The eight 6U cubesats OQ Technology already has in low Earth orbit — plus another two slated to launch on a Falcon 9 rideshare mission in March — can connect directly to off-the-shelf IoT devices and machines for tracking and monitoring services.
However, reaching standard smartphones requires more satellite power, in addition to managing the Doppler effect, which becomes more of an issue for services moving beyond messages to include images and voice.
Existing OQ Technology satellites can use all the standard narrowband spectrum bands assigned to space-based networks, according to Qaise, and one of the areas up for study is the use of radio frequencies from a terrestrial mobile network operator partner.
Using spectrum from terrestrial partners is key to plans underway by SpaceX, Lynk Global, and AST SpaceMobile to provide direct-to-smartphone services.
Depending on the outcome of the feasibility study and OQ Technology’s ability to raise funds for the upgrades, Qaise said he anticipates deploying a satellite or a hosted payload with a direct-to-smartphone capability within two years.
“We also want to observe the other players and validate the market and technology approaches,” he added.
He said developing a capability to connect directly to phones was always part of OQ Technology’s long-term strategy, although the IoT market remains its main priority.
“Other satellite companies went directly to the broadband and direct to mobile route which requires heavy investment,” Qaise said, “our long term strategy has been always to start with
IoT, build the knowledge and network and then progress to the next steps of direct to mobile phone.”
Terrestrial partnerships come with risks
Teaming up with mobile network partners could quickly give a satellite operator a critical mass of subscribers to fund the service, direct-to-smartphone executives said during the SmallSat Symposium Feb. 7 in Mountain View, California.
Getting access to millions of customers already subscribed to a mobile network is important because direct-to-smartphone operators are looking at just $1 average revenue per user (ARPU) in some of the world’s poorest regions, said Jaume Sanpera, CEO and founder of Spain’s Sateliot.
Sateliot plans to deploy its first commercial satellites this year for an IoT network that, similar to OQ Technology, would also be upgraded later for direct-to-smartphone services.
According to Skylo, which has developed technology enabling phones to connect with geostationary satellites using radio waves already assigned to space-based operators, beaming terrestrial frequencies from orbit creates significant interference risk.
“I think it’s a very risky thing to be using large volumes of devices for a purpose which they were not necessarily meant to be used originally,” said Andrew Nuttall, Skylo Technologies cofounder and chief technology officer.
Exclusion zones could help manage interference risk, but would limit the appeal for potential direct-to-smartphone users.
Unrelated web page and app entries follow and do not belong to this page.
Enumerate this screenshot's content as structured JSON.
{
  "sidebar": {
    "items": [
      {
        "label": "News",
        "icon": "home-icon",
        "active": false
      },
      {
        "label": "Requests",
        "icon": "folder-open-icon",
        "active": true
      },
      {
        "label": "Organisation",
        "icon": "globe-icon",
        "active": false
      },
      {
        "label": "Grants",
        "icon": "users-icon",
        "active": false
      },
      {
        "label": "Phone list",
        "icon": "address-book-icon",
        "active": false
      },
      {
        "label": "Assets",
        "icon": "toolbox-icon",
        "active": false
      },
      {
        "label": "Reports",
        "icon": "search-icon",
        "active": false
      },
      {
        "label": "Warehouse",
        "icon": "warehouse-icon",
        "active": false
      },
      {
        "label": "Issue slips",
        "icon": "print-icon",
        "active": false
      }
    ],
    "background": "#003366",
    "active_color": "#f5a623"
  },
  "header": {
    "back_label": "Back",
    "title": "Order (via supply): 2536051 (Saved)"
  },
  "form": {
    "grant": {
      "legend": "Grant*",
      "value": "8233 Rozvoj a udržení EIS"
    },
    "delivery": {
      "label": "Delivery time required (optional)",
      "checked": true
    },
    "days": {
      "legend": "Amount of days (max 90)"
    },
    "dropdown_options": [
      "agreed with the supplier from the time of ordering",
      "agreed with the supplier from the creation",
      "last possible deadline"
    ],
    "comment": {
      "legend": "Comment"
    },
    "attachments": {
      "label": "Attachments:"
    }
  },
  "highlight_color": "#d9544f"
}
Although Lynk Global is providing early services with local mobile operator partners in parts of more than seven countries, the satellite operator has yet to book revenues.
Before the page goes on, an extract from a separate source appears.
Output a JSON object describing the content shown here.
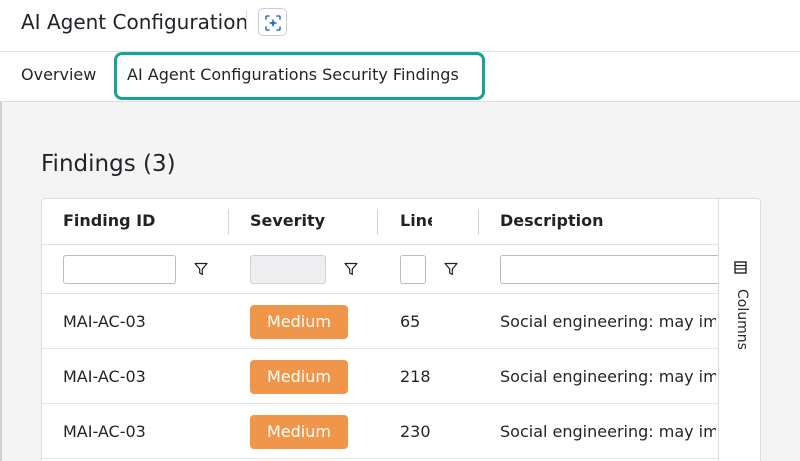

Lynk Global, SpaceX, and AST SpaceMobile are eagerly waiting for a regulatory framework from the Federal Communications Commission that would pave the way for direct-to-device clearances in the United States, and guide other administrations.
The stakes are high for the shape of the emerging market, said Mindel De La Torre, chief regulatory and international strategy officer for Omnispace, which hopes to use its S-band satellite spectrum to help mobile operators plug gaps in their terrestrial networks.
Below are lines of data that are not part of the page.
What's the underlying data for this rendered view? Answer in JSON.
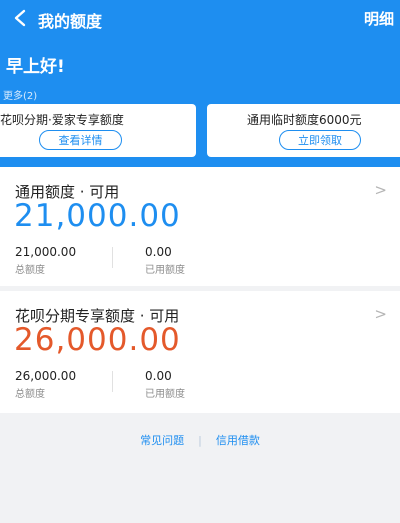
{
  "header": {
    "title": "我的额度",
    "detail_label": "明细",
    "greeting": "早上好!",
    "more_label": "更多",
    "more_count": "(2)"
  },
  "promos": [
    {
      "text": "花呗分期·爱家专享额度",
      "button": "查看详情"
    },
    {
      "text": "通用临时额度6000元",
      "button": "立即领取"
    }
  ],
  "cards": [
    {
      "title": "通用额度 · 可用",
      "amount": "21,000.00",
      "total_value": "21,000.00",
      "total_label": "总额度",
      "used_value": "0.00",
      "used_label": "已用额度"
    },
    {
      "title": "花呗分期专享额度 · 可用",
      "amount": "26,000.00",
      "total_value": "26,000.00",
      "total_label": "总额度",
      "used_value": "0.00",
      "used_label": "已用额度"
    }
  ],
  "footer": {
    "faq_label": "常见问题",
    "separator": "|",
    "credit_loan_label": "信用借款"
  },
  "colors": {
    "brand_blue": "#1e8ef0",
    "amount_orange": "#e4592b"
  }
}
She said SpaceX’s plans to use terrestrial spectrum from T-Mobile for a direct-to-smartphone service would derail Omnispace’s plans in the United States.
“If they’re allowed to do what they’re trying to do, we will be suffering interference tens of thousands of [kilometers] away,” she said.
SpaceX was recently granted a temporary license from the Federal Communications Commission to its test direct-to-smartphone in the United States and study the potential for interference.